In their spiritual instructions, the Holy Fathers often exhort us to ask the Lord for wisdom if we don’t have it; for strength when we’re weak; for patience if we’re exhausted in sorrows; and in general, to ask Him for all good things.
The Divine Teacher said to His disciples: Now ye are clean through the word which I have spoken unto you (Jn. 15:3). And every true concept that has His Divine word as its foundation has the same power in part. The truth, accepted by faith, cleanses from the delusions the soul was in and lived by. It’s very dangerous to enter intensely into any kind of spiritual work. It’s impossible to enter into the understanding of some spiritual concept by strenuous effort. In order to fully, or even somewhat correctly understand the spirit of a man, you have to see him and speak with him—it’s impossible to make an accurate determination based on what someone else says.
If there’s something good, it’s impossible not to see it, not to recognize it as a good, but it can and should be attributed to the Lord, which will reveal a new reason for the soul to be humbled and to have reverence before the One Holy One and Savior. Praise, at times merely pleasant on a human level and indulgent to the self, can be useful as a means to rouse the despondent soul.
On preserving purity

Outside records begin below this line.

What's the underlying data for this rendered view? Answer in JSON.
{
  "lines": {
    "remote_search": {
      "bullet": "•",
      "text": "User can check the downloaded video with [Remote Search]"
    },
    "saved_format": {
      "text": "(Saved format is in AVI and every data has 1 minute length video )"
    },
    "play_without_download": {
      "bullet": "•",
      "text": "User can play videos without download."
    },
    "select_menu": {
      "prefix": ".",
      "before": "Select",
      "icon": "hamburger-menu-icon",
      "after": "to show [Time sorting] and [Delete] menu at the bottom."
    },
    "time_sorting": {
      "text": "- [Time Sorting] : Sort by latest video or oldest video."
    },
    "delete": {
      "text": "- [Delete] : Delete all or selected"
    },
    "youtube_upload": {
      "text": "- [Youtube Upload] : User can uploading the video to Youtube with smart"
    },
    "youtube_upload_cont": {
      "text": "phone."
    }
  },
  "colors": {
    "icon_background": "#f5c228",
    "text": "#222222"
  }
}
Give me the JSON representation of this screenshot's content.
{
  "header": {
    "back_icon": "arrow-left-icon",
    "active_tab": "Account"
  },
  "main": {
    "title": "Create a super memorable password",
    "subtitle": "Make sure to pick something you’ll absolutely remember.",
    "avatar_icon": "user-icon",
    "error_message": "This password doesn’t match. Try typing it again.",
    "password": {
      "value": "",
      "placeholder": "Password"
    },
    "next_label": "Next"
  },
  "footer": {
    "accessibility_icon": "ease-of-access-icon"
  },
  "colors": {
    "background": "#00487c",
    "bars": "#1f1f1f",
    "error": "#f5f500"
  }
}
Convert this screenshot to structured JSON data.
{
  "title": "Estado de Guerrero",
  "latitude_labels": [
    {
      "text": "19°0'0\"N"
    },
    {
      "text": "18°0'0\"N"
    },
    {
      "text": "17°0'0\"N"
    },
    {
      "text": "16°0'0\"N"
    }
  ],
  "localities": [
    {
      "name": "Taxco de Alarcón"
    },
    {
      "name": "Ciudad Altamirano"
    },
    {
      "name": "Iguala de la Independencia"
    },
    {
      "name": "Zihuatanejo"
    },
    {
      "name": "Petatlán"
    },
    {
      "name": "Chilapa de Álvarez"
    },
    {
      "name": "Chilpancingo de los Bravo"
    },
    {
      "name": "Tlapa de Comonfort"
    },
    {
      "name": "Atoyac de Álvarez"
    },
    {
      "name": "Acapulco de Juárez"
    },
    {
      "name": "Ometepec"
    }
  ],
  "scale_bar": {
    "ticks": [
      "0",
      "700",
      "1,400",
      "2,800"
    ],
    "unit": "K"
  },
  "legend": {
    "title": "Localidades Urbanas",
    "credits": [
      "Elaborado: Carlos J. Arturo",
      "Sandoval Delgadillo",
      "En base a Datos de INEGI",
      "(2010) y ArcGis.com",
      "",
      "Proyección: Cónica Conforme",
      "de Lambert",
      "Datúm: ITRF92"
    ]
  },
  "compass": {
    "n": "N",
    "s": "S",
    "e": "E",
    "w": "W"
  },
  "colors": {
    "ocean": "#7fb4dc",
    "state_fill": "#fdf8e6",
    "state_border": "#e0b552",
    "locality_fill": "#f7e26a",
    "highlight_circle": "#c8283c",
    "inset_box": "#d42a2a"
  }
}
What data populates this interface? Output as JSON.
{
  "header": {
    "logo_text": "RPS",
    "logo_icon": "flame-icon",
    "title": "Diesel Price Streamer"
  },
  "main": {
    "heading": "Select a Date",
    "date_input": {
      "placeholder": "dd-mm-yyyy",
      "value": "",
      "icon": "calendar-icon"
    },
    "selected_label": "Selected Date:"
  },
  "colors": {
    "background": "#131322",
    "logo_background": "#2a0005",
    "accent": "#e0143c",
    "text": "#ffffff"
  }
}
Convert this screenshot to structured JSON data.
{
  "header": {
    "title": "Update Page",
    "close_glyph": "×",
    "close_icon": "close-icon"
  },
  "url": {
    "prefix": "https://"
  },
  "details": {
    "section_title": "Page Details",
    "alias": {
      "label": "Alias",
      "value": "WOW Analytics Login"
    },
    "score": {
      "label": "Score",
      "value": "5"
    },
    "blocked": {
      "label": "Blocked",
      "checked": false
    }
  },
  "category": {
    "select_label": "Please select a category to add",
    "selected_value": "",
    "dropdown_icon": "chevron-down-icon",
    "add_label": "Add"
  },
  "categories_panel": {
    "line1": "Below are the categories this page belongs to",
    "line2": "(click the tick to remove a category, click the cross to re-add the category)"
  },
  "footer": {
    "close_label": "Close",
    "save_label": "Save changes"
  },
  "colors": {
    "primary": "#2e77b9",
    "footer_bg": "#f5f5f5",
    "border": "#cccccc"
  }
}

To preserve bodily purity, we must preserve purity of the heart and mind. So we need prayer, we need attention to our heart, we need to work on ourselves. If we can’t always preserve warmth, since it’s a gift from God, then we can always strengthen within ourselves the determination of will to labor against the passions; we can kindle in ourselves the desire for perfection; we can force ourselves to struggle to keep God’s commandments, which were not given to us to arbitrarily fulfill whether we want to or not; no, we’re obliged to fulfill them, otherwise we will perish eternally. I urge you: For God, for the fulfillment of His most holy will, force yourself to bear the shortcomings of your neighbors; but be strict and demanding with yourself, with your shortcomings. It would be good for you to sometimes read the lives of the saints and have at least a small but constant prayer rule.